According to reports, on Aug. 31, Hong Kong police fired water cannons that unleashed blue-dyed water; the blue-dye is traditionally used to make it easier for police to identify protesters.
“So we at the moment are in face of a humanitarian crisis, where the police are doing whatever they want with the people,” Ho said.
Badiucao, a Chinese political cartoonist living in Melbourne, spoke of how the events in Hong Kong have moved him deeply and inspired many of his art pieces.
“Artists should be watchdogs in this society. It tells people that ‘yes, we can achieve something, not just in the image, but also in the reality,’” he said.
Initially anonymous, Badiucao now uses his art to challenge the censorship and dictatorship of the Chinese regime.
“I’m from mainland. And I do see Hong Kong as a beacon for democracy and freedom, not just for itself. But also for the entire China.”
Badiucao addressed pro-Beijing students in the audience and said: “I want to tell you, brother and sister, I come from your position. If you open your eyes, you will change your view. And you will find, actually the Hongkongers, the people around the world, love you the most. Because if Hong Kong can trigger the freedom of China, it’s a blessing for every one of us.”
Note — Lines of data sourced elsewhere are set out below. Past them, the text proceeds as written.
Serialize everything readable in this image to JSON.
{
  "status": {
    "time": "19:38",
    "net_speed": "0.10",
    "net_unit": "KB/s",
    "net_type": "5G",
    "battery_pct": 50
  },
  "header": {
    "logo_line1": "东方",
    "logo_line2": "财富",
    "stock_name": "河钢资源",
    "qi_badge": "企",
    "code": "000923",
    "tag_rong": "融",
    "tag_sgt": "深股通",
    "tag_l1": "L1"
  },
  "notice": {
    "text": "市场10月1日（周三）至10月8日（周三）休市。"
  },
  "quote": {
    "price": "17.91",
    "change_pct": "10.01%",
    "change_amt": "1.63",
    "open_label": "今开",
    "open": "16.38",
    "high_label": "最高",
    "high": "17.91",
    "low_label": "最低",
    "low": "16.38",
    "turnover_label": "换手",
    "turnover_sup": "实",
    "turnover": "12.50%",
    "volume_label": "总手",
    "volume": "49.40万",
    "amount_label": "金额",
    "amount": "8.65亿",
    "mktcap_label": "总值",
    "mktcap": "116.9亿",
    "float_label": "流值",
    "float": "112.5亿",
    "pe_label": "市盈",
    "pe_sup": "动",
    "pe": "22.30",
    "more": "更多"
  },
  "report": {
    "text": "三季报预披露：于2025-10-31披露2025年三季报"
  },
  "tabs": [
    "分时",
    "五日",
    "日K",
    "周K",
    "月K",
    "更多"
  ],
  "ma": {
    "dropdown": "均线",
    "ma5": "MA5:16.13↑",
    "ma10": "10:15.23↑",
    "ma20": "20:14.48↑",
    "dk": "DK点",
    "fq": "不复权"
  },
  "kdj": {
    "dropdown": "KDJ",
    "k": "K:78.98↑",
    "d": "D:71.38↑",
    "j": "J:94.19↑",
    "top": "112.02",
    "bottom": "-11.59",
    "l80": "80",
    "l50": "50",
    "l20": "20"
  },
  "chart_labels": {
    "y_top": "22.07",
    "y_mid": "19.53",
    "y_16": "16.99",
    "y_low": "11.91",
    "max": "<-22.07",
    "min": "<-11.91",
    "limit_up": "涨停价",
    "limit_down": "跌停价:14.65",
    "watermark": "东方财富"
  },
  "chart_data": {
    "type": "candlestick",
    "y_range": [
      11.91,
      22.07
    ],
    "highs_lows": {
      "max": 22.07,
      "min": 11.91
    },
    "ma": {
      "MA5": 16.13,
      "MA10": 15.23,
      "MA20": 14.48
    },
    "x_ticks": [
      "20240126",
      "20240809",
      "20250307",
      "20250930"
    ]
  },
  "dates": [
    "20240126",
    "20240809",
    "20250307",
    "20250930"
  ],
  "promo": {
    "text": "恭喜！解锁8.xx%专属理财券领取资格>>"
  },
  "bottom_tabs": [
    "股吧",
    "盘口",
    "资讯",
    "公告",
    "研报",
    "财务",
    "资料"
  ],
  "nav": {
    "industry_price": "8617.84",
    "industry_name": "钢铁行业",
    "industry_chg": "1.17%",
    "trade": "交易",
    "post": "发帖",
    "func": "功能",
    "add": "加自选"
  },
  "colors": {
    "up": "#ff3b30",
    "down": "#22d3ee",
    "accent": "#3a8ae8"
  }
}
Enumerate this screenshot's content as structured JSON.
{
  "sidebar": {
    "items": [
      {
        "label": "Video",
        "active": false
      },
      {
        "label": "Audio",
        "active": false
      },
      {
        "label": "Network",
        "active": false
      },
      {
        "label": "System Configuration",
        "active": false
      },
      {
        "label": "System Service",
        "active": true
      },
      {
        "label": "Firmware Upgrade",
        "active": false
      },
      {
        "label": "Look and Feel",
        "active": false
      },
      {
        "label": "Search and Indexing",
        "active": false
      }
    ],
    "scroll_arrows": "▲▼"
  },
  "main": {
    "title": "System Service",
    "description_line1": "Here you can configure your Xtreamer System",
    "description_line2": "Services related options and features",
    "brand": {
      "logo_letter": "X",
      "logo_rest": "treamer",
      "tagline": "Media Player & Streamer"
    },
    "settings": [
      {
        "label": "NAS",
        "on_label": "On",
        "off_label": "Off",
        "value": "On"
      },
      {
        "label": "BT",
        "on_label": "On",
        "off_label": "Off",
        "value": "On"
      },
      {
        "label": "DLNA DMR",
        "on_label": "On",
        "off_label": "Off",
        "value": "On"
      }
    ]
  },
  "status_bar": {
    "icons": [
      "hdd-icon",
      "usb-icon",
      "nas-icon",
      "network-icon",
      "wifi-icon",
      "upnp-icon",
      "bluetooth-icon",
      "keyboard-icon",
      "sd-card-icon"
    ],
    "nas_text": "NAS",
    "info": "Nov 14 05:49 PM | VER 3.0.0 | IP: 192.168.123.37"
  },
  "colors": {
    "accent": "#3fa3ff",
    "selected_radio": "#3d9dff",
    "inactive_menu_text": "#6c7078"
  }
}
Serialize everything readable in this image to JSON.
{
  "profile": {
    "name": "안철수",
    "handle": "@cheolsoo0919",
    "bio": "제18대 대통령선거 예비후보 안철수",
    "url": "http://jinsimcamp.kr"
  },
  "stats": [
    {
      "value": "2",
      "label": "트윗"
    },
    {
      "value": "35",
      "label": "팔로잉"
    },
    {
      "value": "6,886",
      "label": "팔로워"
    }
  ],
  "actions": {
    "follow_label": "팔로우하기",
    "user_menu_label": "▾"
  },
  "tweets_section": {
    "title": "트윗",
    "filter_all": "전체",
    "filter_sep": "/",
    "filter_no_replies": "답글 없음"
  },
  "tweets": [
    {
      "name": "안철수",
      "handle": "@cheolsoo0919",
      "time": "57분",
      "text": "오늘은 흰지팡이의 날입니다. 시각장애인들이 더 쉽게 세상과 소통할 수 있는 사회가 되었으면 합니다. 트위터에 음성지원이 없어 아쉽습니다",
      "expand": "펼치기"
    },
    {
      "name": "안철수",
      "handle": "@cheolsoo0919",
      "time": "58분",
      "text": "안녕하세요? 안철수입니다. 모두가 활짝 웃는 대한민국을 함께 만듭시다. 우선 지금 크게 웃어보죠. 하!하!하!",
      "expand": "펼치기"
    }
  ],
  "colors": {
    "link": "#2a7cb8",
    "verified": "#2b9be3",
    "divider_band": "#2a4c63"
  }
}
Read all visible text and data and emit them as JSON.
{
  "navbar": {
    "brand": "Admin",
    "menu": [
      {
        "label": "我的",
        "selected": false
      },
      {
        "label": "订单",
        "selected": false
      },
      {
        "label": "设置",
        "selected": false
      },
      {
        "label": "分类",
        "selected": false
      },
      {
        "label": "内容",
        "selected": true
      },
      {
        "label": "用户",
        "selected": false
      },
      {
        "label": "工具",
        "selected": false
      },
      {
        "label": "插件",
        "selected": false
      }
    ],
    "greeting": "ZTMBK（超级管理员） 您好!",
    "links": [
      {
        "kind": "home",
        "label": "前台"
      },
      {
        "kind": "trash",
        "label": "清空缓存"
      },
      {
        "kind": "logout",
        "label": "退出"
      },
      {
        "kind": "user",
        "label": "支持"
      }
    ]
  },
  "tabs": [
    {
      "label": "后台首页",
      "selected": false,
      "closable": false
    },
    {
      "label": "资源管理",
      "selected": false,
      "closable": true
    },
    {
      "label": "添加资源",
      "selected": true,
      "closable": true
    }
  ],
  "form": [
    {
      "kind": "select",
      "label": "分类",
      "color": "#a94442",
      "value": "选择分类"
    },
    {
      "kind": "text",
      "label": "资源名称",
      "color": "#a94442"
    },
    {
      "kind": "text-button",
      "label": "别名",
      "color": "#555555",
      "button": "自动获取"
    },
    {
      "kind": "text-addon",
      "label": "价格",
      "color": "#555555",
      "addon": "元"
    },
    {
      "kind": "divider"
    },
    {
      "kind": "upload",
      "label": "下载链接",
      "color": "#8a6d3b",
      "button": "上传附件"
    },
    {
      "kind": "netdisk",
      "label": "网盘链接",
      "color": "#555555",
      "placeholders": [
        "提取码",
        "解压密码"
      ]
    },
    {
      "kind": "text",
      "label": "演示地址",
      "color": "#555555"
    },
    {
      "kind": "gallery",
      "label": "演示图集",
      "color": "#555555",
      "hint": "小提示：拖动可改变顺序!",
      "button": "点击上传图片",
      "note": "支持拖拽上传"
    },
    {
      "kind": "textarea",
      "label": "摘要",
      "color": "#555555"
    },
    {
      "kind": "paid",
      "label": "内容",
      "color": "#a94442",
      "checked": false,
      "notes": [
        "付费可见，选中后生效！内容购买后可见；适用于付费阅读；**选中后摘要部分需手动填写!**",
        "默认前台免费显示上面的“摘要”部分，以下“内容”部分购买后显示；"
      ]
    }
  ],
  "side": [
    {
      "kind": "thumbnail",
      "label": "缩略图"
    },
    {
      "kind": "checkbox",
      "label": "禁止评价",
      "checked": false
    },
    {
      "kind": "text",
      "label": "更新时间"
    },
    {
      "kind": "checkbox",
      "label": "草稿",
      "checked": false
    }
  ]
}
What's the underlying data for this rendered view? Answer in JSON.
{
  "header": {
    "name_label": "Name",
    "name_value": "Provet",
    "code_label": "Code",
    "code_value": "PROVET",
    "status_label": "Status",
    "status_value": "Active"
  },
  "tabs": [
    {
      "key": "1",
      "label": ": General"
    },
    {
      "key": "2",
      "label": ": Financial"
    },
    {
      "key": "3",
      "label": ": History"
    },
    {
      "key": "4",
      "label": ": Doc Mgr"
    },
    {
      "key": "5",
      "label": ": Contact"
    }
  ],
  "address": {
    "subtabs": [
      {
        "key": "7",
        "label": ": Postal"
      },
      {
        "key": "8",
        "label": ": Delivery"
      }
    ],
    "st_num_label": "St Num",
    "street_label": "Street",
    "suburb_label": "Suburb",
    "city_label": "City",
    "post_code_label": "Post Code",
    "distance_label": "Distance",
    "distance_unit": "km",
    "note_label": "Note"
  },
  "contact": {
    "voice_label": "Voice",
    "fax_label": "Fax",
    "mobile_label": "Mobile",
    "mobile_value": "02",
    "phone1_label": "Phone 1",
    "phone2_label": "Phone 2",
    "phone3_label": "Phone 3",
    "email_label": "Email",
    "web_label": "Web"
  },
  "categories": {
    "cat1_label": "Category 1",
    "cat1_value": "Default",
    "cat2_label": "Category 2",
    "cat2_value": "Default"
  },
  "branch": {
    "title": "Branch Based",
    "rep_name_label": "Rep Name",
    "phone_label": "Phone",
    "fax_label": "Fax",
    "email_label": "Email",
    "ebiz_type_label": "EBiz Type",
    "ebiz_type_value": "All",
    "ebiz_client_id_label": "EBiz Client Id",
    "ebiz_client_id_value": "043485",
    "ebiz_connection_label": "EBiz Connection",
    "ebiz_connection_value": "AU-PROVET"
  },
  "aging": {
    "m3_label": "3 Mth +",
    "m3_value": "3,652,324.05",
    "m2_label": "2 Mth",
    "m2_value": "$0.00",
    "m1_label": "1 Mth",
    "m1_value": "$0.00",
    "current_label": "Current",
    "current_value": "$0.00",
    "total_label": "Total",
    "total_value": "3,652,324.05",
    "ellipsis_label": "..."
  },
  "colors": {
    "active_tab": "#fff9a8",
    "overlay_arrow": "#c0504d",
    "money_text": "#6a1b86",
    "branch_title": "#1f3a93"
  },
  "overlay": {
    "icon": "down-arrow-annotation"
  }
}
Clive Hamilton, Professor of Public Ethics at Charles Sturt University, added that the Hong Kong protests have played an inspirational role for people around the world who are trying to understand and respond to Beijing’s influence operations, which seek to spread its agenda overseas.
Was on stage with @hoccgoomusic @badiucao and @CliveCHamilton when the extradition bill’s withdrawal was announced. Too little, too late, said @hoccgoomusic. She also said HK is already a police state pic.twitter.com/g2fIXp8JFh
— Louisa Lim (@limlouisa) September 4, 2019
“The world has been here before, the world has seen the rise of tyrannies, and for people in countries like Australia, we have a choice. How do we respond to a new and powerful and increasingly brutal tyranny?
“The Hong Kong protests really are of the world historical importance,” Hamilton said.
Speaking to reporters after the event, Ho commented on what would be the next steps for protesters. She said of Lam’s bill withdrawal, which came three months after mass protests against the bill first began: “We do not consider this as any kind of victory. This is still a very critical situation in Hong Kong. We want the world to understand we remain in crisis.”